# [THE RECORDS]
┄┄┄┄┄┄┄┄┄┄

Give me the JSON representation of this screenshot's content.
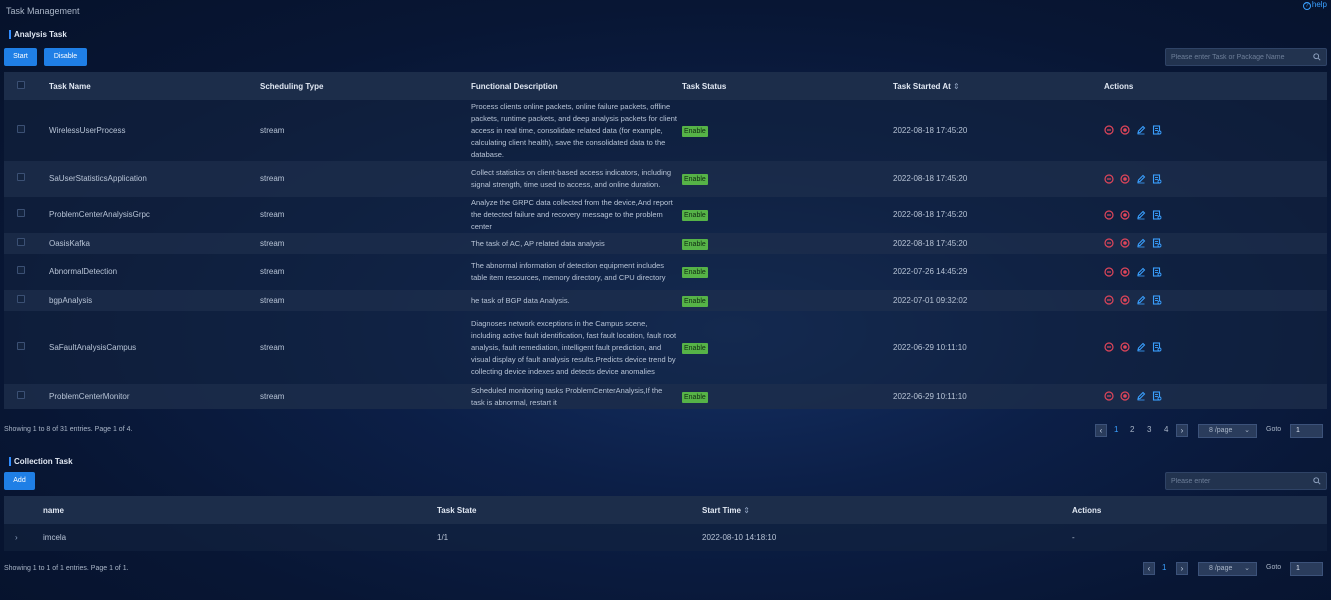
{
  "page": {
    "title": "Task Management",
    "help": "help"
  },
  "analysis": {
    "title": "Analysis Task",
    "start_label": "Start",
    "disable_label": "Disable",
    "search_placeholder": "Please enter Task or Package Name",
    "columns": [
      "Task Name",
      "Scheduling Type",
      "Functional Description",
      "Task Status",
      "Task Started At",
      "Actions"
    ],
    "sort_icon": "⇕",
    "rows": [
      {
        "name": "WirelessUserProcess",
        "type": "stream",
        "desc": "Process clients online packets, online failure packets, offline packets, runtime packets, and deep analysis packets for client access in real time, consolidate related data (for example, calculating client health), save the consolidated data to the database.",
        "status": "Enable",
        "started": "2022-08-18 17:45:20"
      },
      {
        "name": "SaUserStatisticsApplication",
        "type": "stream",
        "desc": "Collect statistics on client-based access indicators, including signal strength, time used to access, and online duration.",
        "status": "Enable",
        "started": "2022-08-18 17:45:20"
      },
      {
        "name": "ProblemCenterAnalysisGrpc",
        "type": "stream",
        "desc": "Analyze the GRPC data collected from the device,And report the detected failure and recovery message to the problem center",
        "status": "Enable",
        "started": "2022-08-18 17:45:20"
      },
      {
        "name": "OasisKafka",
        "type": "stream",
        "desc": "The task of AC, AP related data analysis",
        "status": "Enable",
        "started": "2022-08-18 17:45:20"
      },
      {
        "name": "AbnormalDetection",
        "type": "stream",
        "desc": "The abnormal information of detection equipment includes table item resources, memory directory, and CPU directory",
        "status": "Enable",
        "started": "2022-07-26 14:45:29"
      },
      {
        "name": "bgpAnalysis",
        "type": "stream",
        "desc": "he task of BGP data Analysis.",
        "status": "Enable",
        "started": "2022-07-01 09:32:02"
      },
      {
        "name": "SaFaultAnalysisCampus",
        "type": "stream",
        "desc": "Diagnoses network exceptions in the Campus scene, including active fault identification, fast fault location, fault root analysis, fault remediation, intelligent fault prediction, and visual display of fault analysis results.Predicts device trend by collecting device indexes and detects device anomalies",
        "status": "Enable",
        "started": "2022-06-29 10:11:10"
      },
      {
        "name": "ProblemCenterMonitor",
        "type": "stream",
        "desc": "Scheduled monitoring tasks ProblemCenterAnalysis,If the task is abnormal, restart it",
        "status": "Enable",
        "started": "2022-06-29 10:11:10"
      }
    ],
    "footer": "Showing 1 to 8 of 31 entries.  Page 1 of 4.",
    "pagination": {
      "prev": "‹",
      "next": "›",
      "pages": [
        "1",
        "2",
        "3",
        "4"
      ],
      "current": "1",
      "per_page": "8 /page",
      "goto_label": "Goto",
      "goto_value": "1"
    }
  },
  "collection": {
    "title": "Collection Task",
    "add_label": "Add",
    "search_placeholder": "Please enter",
    "columns": [
      "name",
      "Task State",
      "Start Time",
      "Actions"
    ],
    "sort_icon": "⇕",
    "rows": [
      {
        "expand": "›",
        "name": "imcela",
        "state": "1/1",
        "start": "2022-08-10 14:18:10",
        "actions": "-"
      }
    ],
    "footer": "Showing 1 to 1 of 1 entries.  Page 1 of 1.",
    "pagination": {
      "prev": "‹",
      "next": "›",
      "pages": [
        "1"
      ],
      "current": "1",
      "per_page": "8 /page",
      "goto_label": "Goto",
      "goto_value": "1"
    }
  },
  "colors": {
    "accent": "#1f7fe6",
    "enable": "#56b347",
    "danger": "#e0455a",
    "link": "#3aa0ff"
  }
}
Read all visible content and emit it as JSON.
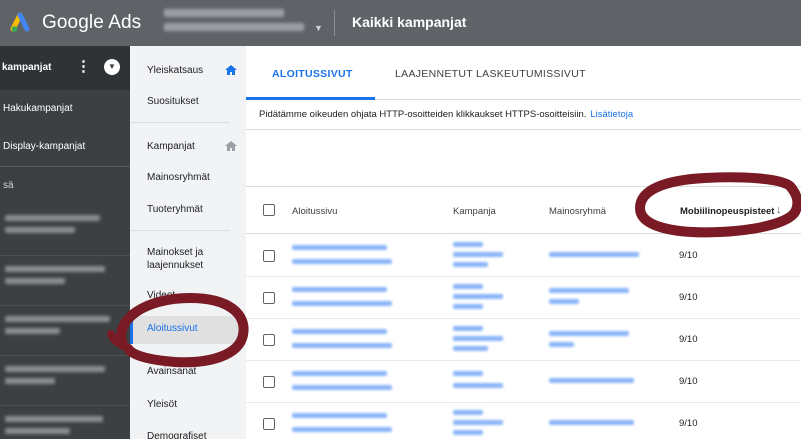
{
  "header": {
    "brand": "Google Ads",
    "page_title": "Kaikki kampanjat"
  },
  "sidebar": {
    "header_label": "kampanjat",
    "items": [
      {
        "label": "Hakukampanjat"
      },
      {
        "label": "Display-kampanjat"
      }
    ],
    "section_label": "sä"
  },
  "nav": {
    "items": [
      {
        "label": "Yleiskatsaus"
      },
      {
        "label": "Suositukset"
      },
      {
        "label": "Kampanjat"
      },
      {
        "label": "Mainosryhmät"
      },
      {
        "label": "Tuoteryhmät"
      },
      {
        "label": "Mainokset ja laajennukset"
      },
      {
        "label": "Videot"
      },
      {
        "label": "Aloitussivut"
      },
      {
        "label": "Avainsanat"
      },
      {
        "label": "Yleisöt"
      },
      {
        "label": "Demografiset"
      }
    ],
    "active": "Aloitussivut"
  },
  "tabs": [
    {
      "label": "ALOITUSSIVUT",
      "active": true
    },
    {
      "label": "LAAJENNETUT LASKEUTUMISSIVUT",
      "active": false
    }
  ],
  "notice": {
    "text": "Pidätämme oikeuden ohjata HTTP-osoitteiden klikkaukset HTTPS-osoitteisiin.",
    "link": "Lisätietoja"
  },
  "table": {
    "columns": [
      "Aloitussivu",
      "Kampanja",
      "Mainosryhmä",
      "Mobiilinopeuspisteet"
    ],
    "sorted_column": "Mobiilinopeuspisteet",
    "rows": [
      {
        "score": "9/10"
      },
      {
        "score": "9/10"
      },
      {
        "score": "9/10"
      },
      {
        "score": "9/10"
      },
      {
        "score": "9/10"
      }
    ]
  },
  "colors": {
    "accent": "#1a73e8",
    "topbar": "#5f6368",
    "sidebar": "#3c4043",
    "annotation": "#7a1a24"
  }
}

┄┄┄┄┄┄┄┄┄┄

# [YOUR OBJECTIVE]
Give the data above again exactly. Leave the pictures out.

# [RESULT OF THIS TASK]
Give me the JSON representation of this screenshot's content.
{
  "page": {
    "title": "Task Management",
    "help": "help"
  },
  "analysis": {
    "title": "Analysis Task",
    "start_label": "Start",
    "disable_label": "Disable",
    "search_placeholder": "Please enter Task or Package Name",
    "columns": [
      "Task Name",
      "Scheduling Type",
      "Functional Description",
      "Task Status",
      "Task Started At",
      "Actions"
    ],
    "sort_icon": "⇕",
    "rows": [
      {
        "name": "WirelessUserProcess",
        "type": "stream",
        "desc": "Process clients online packets, online failure packets, offline packets, runtime packets, and deep analysis packets for client access in real time, consolidate related data (for example, calculating client health), save the consolidated data to the database.",
        "status": "Enable",
        "started": "2022-08-18 17:45:20"
      },
      {
        "name": "SaUserStatisticsApplication",
        "type": "stream",
        "desc": "Collect statistics on client-based access indicators, including signal strength, time used to access, and online duration.",
        "status": "Enable",
        "started": "2022-08-18 17:45:20"
      },
      {
        "name": "ProblemCenterAnalysisGrpc",
        "type": "stream",
        "desc": "Analyze the GRPC data collected from the device,And report the detected failure and recovery message to the problem center",
        "status": "Enable",
        "started": "2022-08-18 17:45:20"
      },
      {
        "name": "OasisKafka",
        "type": "stream",
        "desc": "The task of AC, AP related data analysis",
        "status": "Enable",
        "started": "2022-08-18 17:45:20"
      },
      {
        "name": "AbnormalDetection",
        "type": "stream",
        "desc": "The abnormal information of detection equipment includes table item resources, memory directory, and CPU directory",
        "status": "Enable",
        "started": "2022-07-26 14:45:29"
      },
      {
        "name": "bgpAnalysis",
        "type": "stream",
        "desc": "he task of BGP data Analysis.",
        "status": "Enable",
        "started": "2022-07-01 09:32:02"
      },
      {
        "name": "SaFaultAnalysisCampus",
        "type": "stream",
        "desc": "Diagnoses network exceptions in the Campus scene, including active fault identification, fast fault location, fault root analysis, fault remediation, intelligent fault prediction, and visual display of fault analysis results.Predicts device trend by collecting device indexes and detects device anomalies",
        "status": "Enable",
        "started": "2022-06-29 10:11:10"
      },
      {
        "name": "ProblemCenterMonitor",
        "type": "stream",
        "desc": "Scheduled monitoring tasks ProblemCenterAnalysis,If the task is abnormal, restart it",
        "status": "Enable",
        "started": "2022-06-29 10:11:10"
      }
    ],
    "footer": "Showing 1 to 8 of 31 entries.  Page 1 of 4.",
    "pagination": {
      "prev": "‹",
      "next": "›",
      "pages": [
        "1",
        "2",
        "3",
        "4"
      ],
      "current": "1",
      "per_page": "8 /page",
      "goto_label": "Goto",
      "goto_value": "1"
    }
  },
  "collection": {
    "title": "Collection Task",
    "add_label": "Add",
    "search_placeholder": "Please enter",
    "columns": [
      "name",
      "Task State",
      "Start Time",
      "Actions"
    ],
    "sort_icon": "⇕",
    "rows": [
      {
        "expand": "›",
        "name": "imcela",
        "state": "1/1",
        "start": "2022-08-10 14:18:10",
        "actions": "-"
      }
    ],
    "footer": "Showing 1 to 1 of 1 entries.  Page 1 of 1.",
    "pagination": {
      "prev": "‹",
      "next": "›",
      "pages": [
        "1"
      ],
      "current": "1",
      "per_page": "8 /page",
      "goto_label": "Goto",
      "goto_value": "1"
    }
  },
  "colors": {
    "accent": "#1f7fe6",
    "enable": "#56b347",
    "danger": "#e0455a",
    "link": "#3aa0ff"
  }
}
Read all visible content and emit it as JSON.
{
  "header": {
    "brand": "Google Ads",
    "page_title": "Kaikki kampanjat"
  },
  "sidebar": {
    "header_label": "kampanjat",
    "items": [
      {
        "label": "Hakukampanjat"
      },
      {
        "label": "Display-kampanjat"
      }
    ],
    "section_label": "sä"
  },
  "nav": {
    "items": [
      {
        "label": "Yleiskatsaus"
      },
      {
        "label": "Suositukset"
      },
      {
        "label": "Kampanjat"
      },
      {
        "label": "Mainosryhmät"
      },
      {
        "label": "Tuoteryhmät"
      },
      {
        "label": "Mainokset ja laajennukset"
      },
      {
        "label": "Videot"
      },
      {
        "label": "Aloitussivut"
      },
      {
        "label": "Avainsanat"
      },
      {
        "label": "Yleisöt"
      },
      {
        "label": "Demografiset"
      }
    ],
    "active": "Aloitussivut"
  },
  "tabs": [
    {
      "label": "ALOITUSSIVUT",
      "active": true
    },
    {
      "label": "LAAJENNETUT LASKEUTUMISSIVUT",
      "active": false
    }
  ],
  "notice": {
    "text": "Pidätämme oikeuden ohjata HTTP-osoitteiden klikkaukset HTTPS-osoitteisiin.",
    "link": "Lisätietoja"
  },
  "table": {
    "columns": [
      "Aloitussivu",
      "Kampanja",
      "Mainosryhmä",
      "Mobiilinopeuspisteet"
    ],
    "sorted_column": "Mobiilinopeuspisteet",
    "rows": [
      {
        "score": "9/10"
      },
      {
        "score": "9/10"
      },
      {
        "score": "9/10"
      },
      {
        "score": "9/10"
      },
      {
        "score": "9/10"
      }
    ]
  },
  "colors": {
    "accent": "#1a73e8",
    "topbar": "#5f6368",
    "sidebar": "#3c4043",
    "annotation": "#7a1a24"
  }
}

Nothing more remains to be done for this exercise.